I can tell you how our cars were wired. The high frequency car horns were too loud and harsh to use anywhere but in Alpine conditions and so demanded a muting switch. We wired the changeover switch to interrupt both sets of horns, both low and high frequency but allowed flashing headlamps when the horns were muted. I seem to remember we arranged this using a headlamp dipper switch and a separate flasher switch. Another foot dipper switch selected low or high frequency horns when desired. From memory we used head lamp flasher switches from Ford Classics’ type cars and we converted both R type and S1 Bentleys’ besides Ford Cortina, Austin A55 / A60, Sunbeam Alpine and Hillman Super Minx Estates. The reason for using a separate flasher switch (sometimes) was because we did not always want to utilise the horn button for headlamp operation.

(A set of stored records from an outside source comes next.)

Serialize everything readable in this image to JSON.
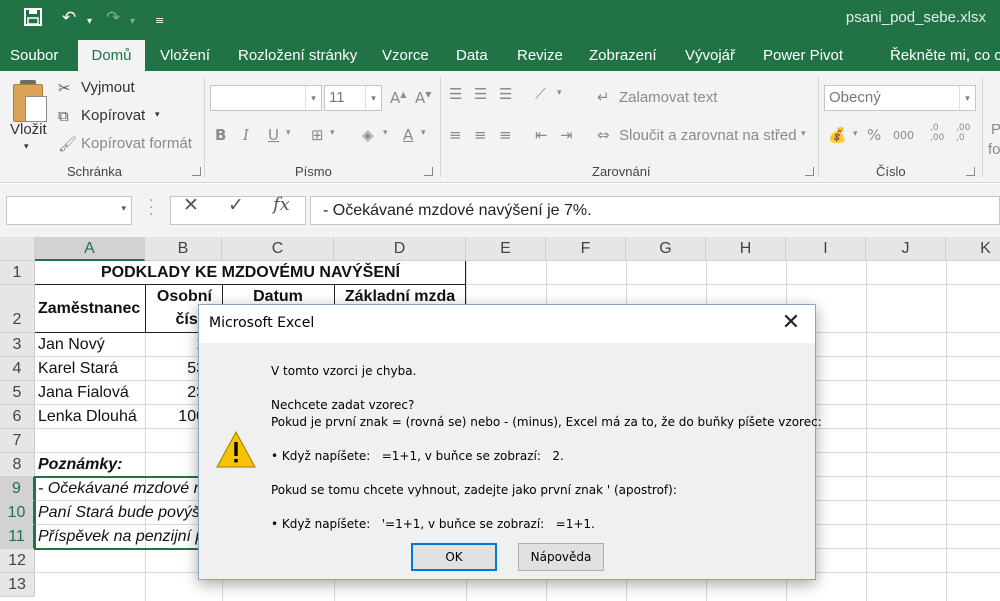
{
  "app": {
    "file_title": "psani_pod_sebe.xlsx"
  },
  "tabs": [
    "Soubor",
    "Domů",
    "Vložení",
    "Rozložení stránky",
    "Vzorce",
    "Data",
    "Revize",
    "Zobrazení",
    "Vývojář",
    "Power Pivot",
    "Řekněte mi, co c"
  ],
  "ribbon": {
    "paste_label": "Vložit",
    "cut_label": "Vyjmout",
    "copy_label": "Kopírovat",
    "format_painter_label": "Kopírovat formát",
    "clipboard_group": "Schránka",
    "font_size": "11",
    "font_group": "Písmo",
    "wrap_text_label": "Zalamovat text",
    "merge_center_label": "Sloučit a zarovnat na střed",
    "alignment_group": "Zarovnání",
    "number_format": "Obecný",
    "number_group": "Číslo",
    "bold": "B",
    "italic": "I",
    "underline": "U",
    "percent": "%",
    "thousands": "000",
    "dec_increase": ",0\n,00",
    "dec_decrease": ",00\n,0",
    "styles_clip_1": "P",
    "styles_clip_2": "fo"
  },
  "formula_bar": {
    "name_box": "",
    "formula": "- Očekávané mzdové navýšení je 7%.",
    "cancel": "✕",
    "enter": "✓",
    "fx": "fx"
  },
  "columns": [
    "A",
    "B",
    "C",
    "D",
    "E",
    "F",
    "G",
    "H",
    "I",
    "J",
    "K"
  ],
  "rows": [
    "1",
    "2",
    "3",
    "4",
    "5",
    "6",
    "7",
    "8",
    "9",
    "10",
    "11",
    "12",
    "13"
  ],
  "sheet": {
    "title": "PODKLADY KE MZDOVÉMU NAVÝŠENÍ",
    "h_employee": "Zaměstnanec",
    "h_personal_1": "Osobní",
    "h_personal_2": "číslo",
    "h_date": "Datum",
    "h_salary": "Základní mzda",
    "employees": [
      {
        "name": "Jan Nový",
        "number": "1"
      },
      {
        "name": "Karel Stará",
        "number": "53"
      },
      {
        "name": "Jana Fialová",
        "number": "23"
      },
      {
        "name": "Lenka Dlouhá",
        "number": "100"
      }
    ],
    "notes_label": "Poznámky:",
    "note_1": "- Očekávané mzdové n",
    "note_2": "Paní Stará bude povýše",
    "note_3": "Příspěvek na penzijní p"
  },
  "dialog": {
    "title": "Microsoft Excel",
    "close": "✕",
    "line_1": "V tomto vzorci je chyba.",
    "line_2": "Nechcete zadat vzorec?",
    "line_3": "Pokud je první znak = (rovná se) nebo - (minus), Excel má za to, že do buňky píšete vzorec:",
    "line_4": "• Když napíšete:   =1+1, v buňce se zobrazí:   2.",
    "line_5": "Pokud se tomu chcete vyhnout, zadejte jako první znak ' (apostrof):",
    "line_6": "• Když napíšete:   '=1+1, v buňce se zobrazí:   =1+1.",
    "ok_label": "OK",
    "help_label": "Nápověda"
  },
  "colors": {
    "accent": "#217346",
    "warning": "#f5c300"
  }
}
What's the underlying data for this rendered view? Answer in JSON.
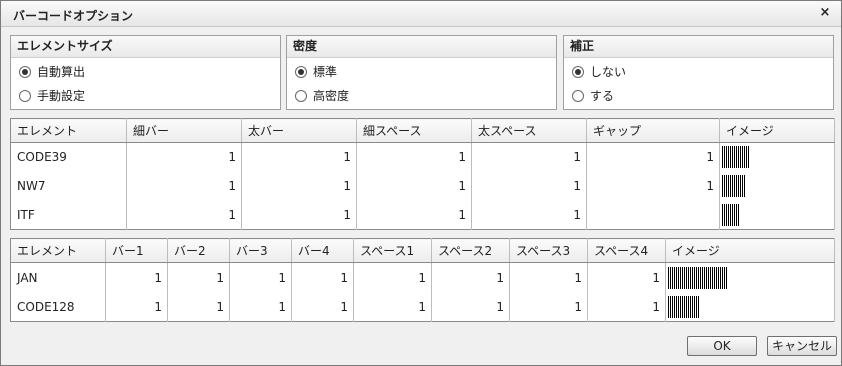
{
  "dialog": {
    "title": "バーコードオプション",
    "close_glyph": "×"
  },
  "panels": {
    "size": {
      "label": "エレメントサイズ",
      "options": [
        "自動算出",
        "手動設定"
      ],
      "selected": 0
    },
    "density": {
      "label": "密度",
      "options": [
        "標準",
        "高密度"
      ],
      "selected": 0
    },
    "correction": {
      "label": "補正",
      "options": [
        "しない",
        "する"
      ],
      "selected": 0
    }
  },
  "table1": {
    "headers": [
      "エレメント",
      "細バー",
      "太バー",
      "細スペース",
      "太スペース",
      "ギャップ",
      "イメージ"
    ],
    "rows": [
      {
        "name": "CODE39",
        "values": [
          "1",
          "1",
          "1",
          "1",
          "1"
        ]
      },
      {
        "name": "NW7",
        "values": [
          "1",
          "1",
          "1",
          "1",
          "1"
        ]
      },
      {
        "name": "ITF",
        "values": [
          "1",
          "1",
          "1",
          "1",
          ""
        ]
      }
    ]
  },
  "table2": {
    "headers": [
      "エレメント",
      "バー1",
      "バー2",
      "バー3",
      "バー4",
      "スペース1",
      "スペース2",
      "スペース3",
      "スペース4",
      "イメージ"
    ],
    "rows": [
      {
        "name": "JAN",
        "values": [
          "1",
          "1",
          "1",
          "1",
          "1",
          "1",
          "1",
          "1"
        ]
      },
      {
        "name": "CODE128",
        "values": [
          "1",
          "1",
          "1",
          "1",
          "1",
          "1",
          "1",
          "1"
        ]
      }
    ]
  },
  "buttons": {
    "ok": "OK",
    "cancel": "キャンセル"
  }
}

Having converted a variety of cars and trucks I do know that you need to ensure you do not have a cross over or back feed on the flasher switch when you are running with the headlamps at night. Some cars are wired to allow headlamp flashing only on dip beam.
I cannot comment on how the ex- factory Bentley S2 is exactly wired, but I can provide some details of the Bentley S1 horn button operation of headlamps or horn. The S1 conversion assumed that only one set of horns were fitted. Remember other countries, including the UK made it illegal to operate a horn at night, or when stationary and did not require high frequency horn types. An extra horn set is easy to tag on to the general arrangement.
The RH 739 change over switch was positioned in the hand brake bracket to the right of, and above the handbrake (RHD cars). The master connection of RH 739 was connected to C1 of the horn relay, the existing red / yellow cable was removed from C1. The red / yellow cable coming from the horns was coupled to one of the two now vacant positions on RH 739. The other vacant switch terminal was wired to connect into the headlamp dipper switch main feed at the 18 way junction box.
If two horn sets were fitted only the high frequency or low frequency horns would be operated by the horn button, not both sets. A switch would be used to allow you to switch over to the desired horns. If you did not have this selector switch you would have no low frequency horns available for daytime town work, as you would not want daytime high frequency operation in towns, day or night. However, when selecting to change to headlamp flashing using the horn button, then both horn sets would be muted.
I have tried to explain why the high frequency horns were fitted for the Swiss market and why it was necessary to mute them together with the advantage of switching the operation to action the head lamps. I have also explained how we as an operator retrofitted this arrangement and also how the factory wired the cars for Bentley S1 derivatives, I am fairly sure S2’s will be the same. I trust you will be able to extract something from this information.
(Message approved by david_gore)
Post Number: 145
|Posted on Sunday, 03 March, 2019 - 23:16: |
As usual Norman your knowledge is amazing and invaluable.